Credit Cruncher said...

I think it depends on if you are talking the leverage on the property the company itself or the CMBS structure (the assumptions the rating agencies use would impact the leverage in the CMBS itself, I would guess). I think the comment was with respect to the companies, and I don't for know the answer for sure, but I would have guessed that retailers would be higher rated on average, but I could be wrong (not sure I've ever looked at a hotel chain) and that may not be exactly the same comment as retailers being lower levered...

More grains of salt here than in a salt shaker. ;)

David Murphy said...

Yeah, it was leverage on the hotel company itself. I was thinking of this as a little like servicer risk in more conventional ABS. That is, in say a credit card deal, if the servicer fails and you don't have a hot backup, you lose some of your cashflow because the pool isn't being properly managed. In a CMBS hotel deal if the brand fails, then your hotel is not getting bookings from the website, isn't attracting people with loyalty cards and so on. So regardless of whether 'your' Sheraton as a building is bankruptcy remote from the failure of the HOT, you are still exposed to its performance.

(I do hope you are all impressed at my restraint in resisting a too HOT to handle joke.)

John L. said...

I'm inclined to believe that "it depends on (1) capacity in the underlying sector, i.e, hotel vis-a-vis retail, and variance from replacement cost that either segment is trading at.
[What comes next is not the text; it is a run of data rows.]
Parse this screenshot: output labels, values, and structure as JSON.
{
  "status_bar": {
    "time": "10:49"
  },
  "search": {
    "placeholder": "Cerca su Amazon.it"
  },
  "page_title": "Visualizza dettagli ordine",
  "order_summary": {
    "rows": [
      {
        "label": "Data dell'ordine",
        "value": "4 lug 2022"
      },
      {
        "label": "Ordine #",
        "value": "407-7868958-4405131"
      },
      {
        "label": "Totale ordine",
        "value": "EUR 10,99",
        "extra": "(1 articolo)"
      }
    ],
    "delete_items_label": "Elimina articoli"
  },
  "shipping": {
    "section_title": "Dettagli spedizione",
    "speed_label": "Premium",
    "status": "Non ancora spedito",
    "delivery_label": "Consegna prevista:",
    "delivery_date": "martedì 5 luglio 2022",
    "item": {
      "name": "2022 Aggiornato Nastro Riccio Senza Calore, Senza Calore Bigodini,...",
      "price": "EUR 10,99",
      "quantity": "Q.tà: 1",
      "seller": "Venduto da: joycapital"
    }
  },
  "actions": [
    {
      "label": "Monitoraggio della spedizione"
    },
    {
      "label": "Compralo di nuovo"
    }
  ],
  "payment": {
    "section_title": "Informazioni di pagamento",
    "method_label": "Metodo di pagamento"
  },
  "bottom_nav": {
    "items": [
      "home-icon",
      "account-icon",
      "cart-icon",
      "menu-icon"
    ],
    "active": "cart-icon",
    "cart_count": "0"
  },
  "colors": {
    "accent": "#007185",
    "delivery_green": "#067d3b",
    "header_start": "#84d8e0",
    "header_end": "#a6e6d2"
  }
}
If the retail is currently trading at say -50% from replacement cost (i.e., at 1/2 the price that it would cost to build a new building from scratch) and hotels are trading at -40% of replacement, I'd go with retail and vice versa.

Sorry, always have been and always will be a fundamentals guy. So I'd look at the fundamentals and the widest divergence from fundamentals, as articulated above is the option I'd take.
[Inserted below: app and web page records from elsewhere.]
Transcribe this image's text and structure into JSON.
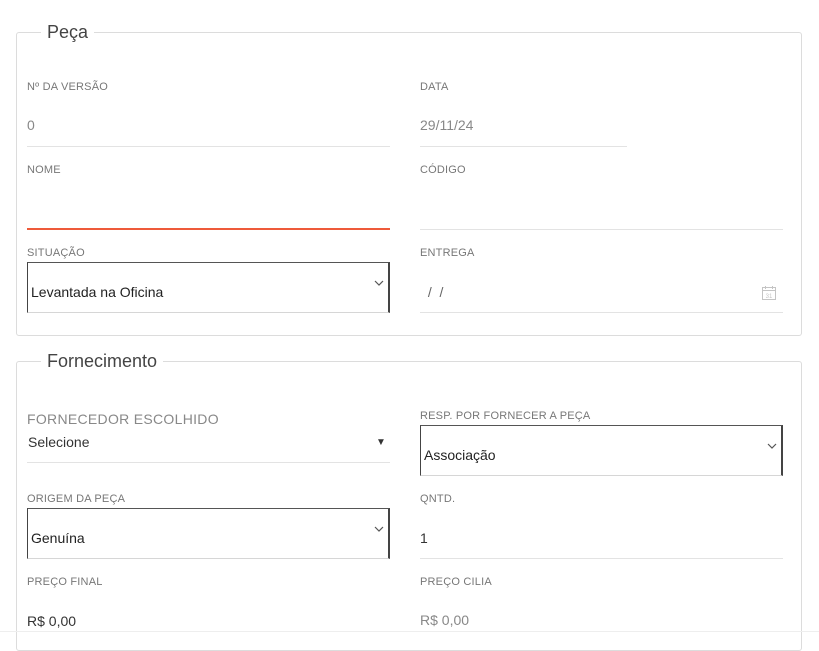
{
  "peca": {
    "legend": "Peça",
    "versao": {
      "label": "Nº DA VERSÃO",
      "value": "0"
    },
    "data": {
      "label": "DATA",
      "value": "29/11/24"
    },
    "nome": {
      "label": "NOME",
      "value": ""
    },
    "codigo": {
      "label": "CÓDIGO",
      "value": ""
    },
    "situacao": {
      "label": "SITUAÇÃO",
      "value": "Levantada na Oficina"
    },
    "entrega": {
      "label": "ENTREGA",
      "value": " /  /"
    }
  },
  "fornecimento": {
    "legend": "Fornecimento",
    "fornecedor": {
      "label": "FORNECEDOR ESCOLHIDO",
      "value": "Selecione"
    },
    "responsavel": {
      "label": "RESP. POR FORNECER A PEÇA",
      "value": "Associação"
    },
    "origem": {
      "label": "ORIGEM DA PEÇA",
      "value": "Genuína"
    },
    "qntd": {
      "label": "QNTD.",
      "value": "1"
    },
    "preco_final": {
      "label": "PREÇO FINAL",
      "value": "R$ 0,00"
    },
    "preco_cilia": {
      "label": "PREÇO CILIA",
      "value": "R$ 0,00"
    }
  },
  "colors": {
    "accent": "#ee5a3a",
    "border": "#dcdcdc",
    "label": "#777777"
  },
  "icons": {
    "select_arrow": "chevron-down-icon",
    "calendar": "calendar-icon",
    "dropdown_caret": "caret-down-icon"
  }
}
Matt DK Paradise said...

I think I'll go for the CMBS on the hotels given that these are more likely to default in the near future. This will probably mean that I will have to accept a hair-cut on the investment. However, overall there will be a much better yield to maturity. The proceeds from this initial and defaulted investment may be reinvested at a higher yield. These days bond investors need more default strategies. Think about it. Nice blog.

LHB said...

As an owner of commercial property, I'd go with retail vs. hotels. The income stream on a typical mall or shopping center is supported by 5 to 10 year lease(s) with credit tenants vs. a hotel and its day to day room rentals.

Apolitical said...



mike said...

I know CMBS, and I figure that both RT and HT are going to get crushed in the recession, so I would have to look at the deal to see how leveraged the properties were. I would prefer a deal with hotel loans of 25K/key over a mall loan of 400/sq ft, or vice versa if the hotel loan were overleveraged.

jonathan said...

Late to this post, but if the question is a random pick of retail or hotels, I'd say the real question - from years in retail dev. - is the amount of leverage. It's not how your shop vacancy rates climb but whether you meet your loan covenants. Lots of centers won't and there isn't much hope for landing new credit tenants for a while - more of a chance that we'll be losing more, especially junior boxes. Hotels will do worse "objectively" but the question, which I can't answer, is how much leverage exists to cash in that business. If there's more coverage to free cash, there's more slack and the random hotel bunch might then be the best pick.